| DIRECTIONS FOR THIS TASK |
The expected output is the line holding "Output a JSON" plus every line after it through the end of the listing, copied exactly.

■ ■ ■ ■ ■

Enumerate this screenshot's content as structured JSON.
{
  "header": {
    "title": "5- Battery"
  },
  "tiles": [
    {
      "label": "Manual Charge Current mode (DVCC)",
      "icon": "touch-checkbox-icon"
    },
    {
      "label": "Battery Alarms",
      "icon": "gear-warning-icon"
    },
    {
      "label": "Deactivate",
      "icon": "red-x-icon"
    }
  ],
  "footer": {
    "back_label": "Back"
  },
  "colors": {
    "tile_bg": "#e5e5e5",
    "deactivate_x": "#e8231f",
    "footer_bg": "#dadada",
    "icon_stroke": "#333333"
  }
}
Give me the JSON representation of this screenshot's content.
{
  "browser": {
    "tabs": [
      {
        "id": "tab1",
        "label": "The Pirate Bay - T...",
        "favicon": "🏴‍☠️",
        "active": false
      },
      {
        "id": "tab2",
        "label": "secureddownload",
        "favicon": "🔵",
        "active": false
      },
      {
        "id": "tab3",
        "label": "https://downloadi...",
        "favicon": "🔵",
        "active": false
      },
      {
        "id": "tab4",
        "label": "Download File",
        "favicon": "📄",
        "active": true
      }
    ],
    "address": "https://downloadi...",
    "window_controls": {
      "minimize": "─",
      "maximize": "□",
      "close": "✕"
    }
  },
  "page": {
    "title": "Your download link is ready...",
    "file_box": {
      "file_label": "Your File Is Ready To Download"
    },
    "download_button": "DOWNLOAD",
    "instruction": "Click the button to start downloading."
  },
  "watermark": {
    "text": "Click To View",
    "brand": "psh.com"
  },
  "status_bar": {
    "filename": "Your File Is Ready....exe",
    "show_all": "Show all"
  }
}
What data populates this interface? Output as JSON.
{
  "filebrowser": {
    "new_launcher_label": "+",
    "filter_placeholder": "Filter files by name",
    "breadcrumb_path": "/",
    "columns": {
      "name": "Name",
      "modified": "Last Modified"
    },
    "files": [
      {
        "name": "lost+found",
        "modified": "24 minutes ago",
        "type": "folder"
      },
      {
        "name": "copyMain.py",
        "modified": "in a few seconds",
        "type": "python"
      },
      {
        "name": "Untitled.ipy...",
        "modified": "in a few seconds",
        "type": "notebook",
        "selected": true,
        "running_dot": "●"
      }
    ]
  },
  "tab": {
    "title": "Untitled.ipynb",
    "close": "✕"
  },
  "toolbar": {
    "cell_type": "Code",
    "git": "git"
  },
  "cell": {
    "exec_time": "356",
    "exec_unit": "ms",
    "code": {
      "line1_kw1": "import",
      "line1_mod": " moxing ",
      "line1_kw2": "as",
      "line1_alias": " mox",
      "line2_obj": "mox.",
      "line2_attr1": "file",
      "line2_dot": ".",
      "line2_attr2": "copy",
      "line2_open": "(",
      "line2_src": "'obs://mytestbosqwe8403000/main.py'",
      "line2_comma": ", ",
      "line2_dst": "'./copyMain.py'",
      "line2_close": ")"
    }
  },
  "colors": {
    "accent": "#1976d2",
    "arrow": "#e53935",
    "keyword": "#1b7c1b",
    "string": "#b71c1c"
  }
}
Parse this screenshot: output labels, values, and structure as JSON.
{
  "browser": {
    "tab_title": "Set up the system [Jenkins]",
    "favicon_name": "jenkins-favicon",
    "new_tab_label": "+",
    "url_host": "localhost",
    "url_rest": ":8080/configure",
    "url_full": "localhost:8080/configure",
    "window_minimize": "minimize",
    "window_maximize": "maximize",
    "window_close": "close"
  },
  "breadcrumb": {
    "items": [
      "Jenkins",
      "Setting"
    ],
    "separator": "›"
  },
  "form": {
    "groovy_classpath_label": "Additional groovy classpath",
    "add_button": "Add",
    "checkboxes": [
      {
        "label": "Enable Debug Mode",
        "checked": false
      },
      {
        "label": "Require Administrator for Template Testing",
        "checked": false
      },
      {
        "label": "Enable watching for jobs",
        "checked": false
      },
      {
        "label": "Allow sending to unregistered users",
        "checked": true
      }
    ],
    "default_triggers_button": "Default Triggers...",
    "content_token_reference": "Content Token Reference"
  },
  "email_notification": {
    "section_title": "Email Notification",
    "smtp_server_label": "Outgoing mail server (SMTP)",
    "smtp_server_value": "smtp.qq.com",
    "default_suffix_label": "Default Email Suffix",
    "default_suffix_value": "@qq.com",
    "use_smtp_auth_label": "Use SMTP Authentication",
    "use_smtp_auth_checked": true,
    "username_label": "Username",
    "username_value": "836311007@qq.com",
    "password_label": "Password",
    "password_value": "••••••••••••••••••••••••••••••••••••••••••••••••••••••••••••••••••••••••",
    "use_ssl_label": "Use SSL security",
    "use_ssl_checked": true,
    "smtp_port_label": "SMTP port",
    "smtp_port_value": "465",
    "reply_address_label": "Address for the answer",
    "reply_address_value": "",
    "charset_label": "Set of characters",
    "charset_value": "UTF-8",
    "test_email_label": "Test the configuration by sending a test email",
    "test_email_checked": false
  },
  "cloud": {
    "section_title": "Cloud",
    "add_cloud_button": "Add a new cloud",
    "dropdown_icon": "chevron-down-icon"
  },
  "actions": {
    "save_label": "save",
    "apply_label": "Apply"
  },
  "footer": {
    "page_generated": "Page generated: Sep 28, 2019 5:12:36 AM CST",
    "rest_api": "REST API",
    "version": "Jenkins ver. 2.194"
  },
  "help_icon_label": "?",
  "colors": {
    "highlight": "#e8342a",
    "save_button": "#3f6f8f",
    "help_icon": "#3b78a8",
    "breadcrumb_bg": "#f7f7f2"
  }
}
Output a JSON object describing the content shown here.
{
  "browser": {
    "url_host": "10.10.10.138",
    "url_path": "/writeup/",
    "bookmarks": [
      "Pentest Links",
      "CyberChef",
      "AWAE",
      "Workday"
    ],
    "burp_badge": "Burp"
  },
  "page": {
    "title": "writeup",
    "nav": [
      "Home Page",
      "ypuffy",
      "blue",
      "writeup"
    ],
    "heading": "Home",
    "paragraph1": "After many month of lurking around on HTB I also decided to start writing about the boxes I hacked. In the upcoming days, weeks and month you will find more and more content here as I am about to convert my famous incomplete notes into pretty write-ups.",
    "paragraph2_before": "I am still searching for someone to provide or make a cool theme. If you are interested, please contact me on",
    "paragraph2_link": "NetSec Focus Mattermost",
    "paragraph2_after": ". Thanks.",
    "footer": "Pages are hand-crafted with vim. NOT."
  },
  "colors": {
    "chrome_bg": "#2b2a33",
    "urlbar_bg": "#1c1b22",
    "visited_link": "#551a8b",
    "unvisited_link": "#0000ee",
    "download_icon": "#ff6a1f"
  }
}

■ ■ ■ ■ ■

| RESPONSE TO THE TASK |
Output a JSON object describing the content shown here.
{
  "browser": {
    "url_host": "10.10.10.138",
    "url_path": "/writeup/",
    "bookmarks": [
      "Pentest Links",
      "CyberChef",
      "AWAE",
      "Workday"
    ],
    "burp_badge": "Burp"
  },
  "page": {
    "title": "writeup",
    "nav": [
      "Home Page",
      "ypuffy",
      "blue",
      "writeup"
    ],
    "heading": "Home",
    "paragraph1": "After many month of lurking around on HTB I also decided to start writing about the boxes I hacked. In the upcoming days, weeks and month you will find more and more content here as I am about to convert my famous incomplete notes into pretty write-ups.",
    "paragraph2_before": "I am still searching for someone to provide or make a cool theme. If you are interested, please contact me on",
    "paragraph2_link": "NetSec Focus Mattermost",
    "paragraph2_after": ". Thanks.",
    "footer": "Pages are hand-crafted with vim. NOT."
  },
  "colors": {
    "chrome_bg": "#2b2a33",
    "urlbar_bg": "#1c1b22",
    "visited_link": "#551a8b",
    "unvisited_link": "#0000ee",
    "download_icon": "#ff6a1f"
  }
}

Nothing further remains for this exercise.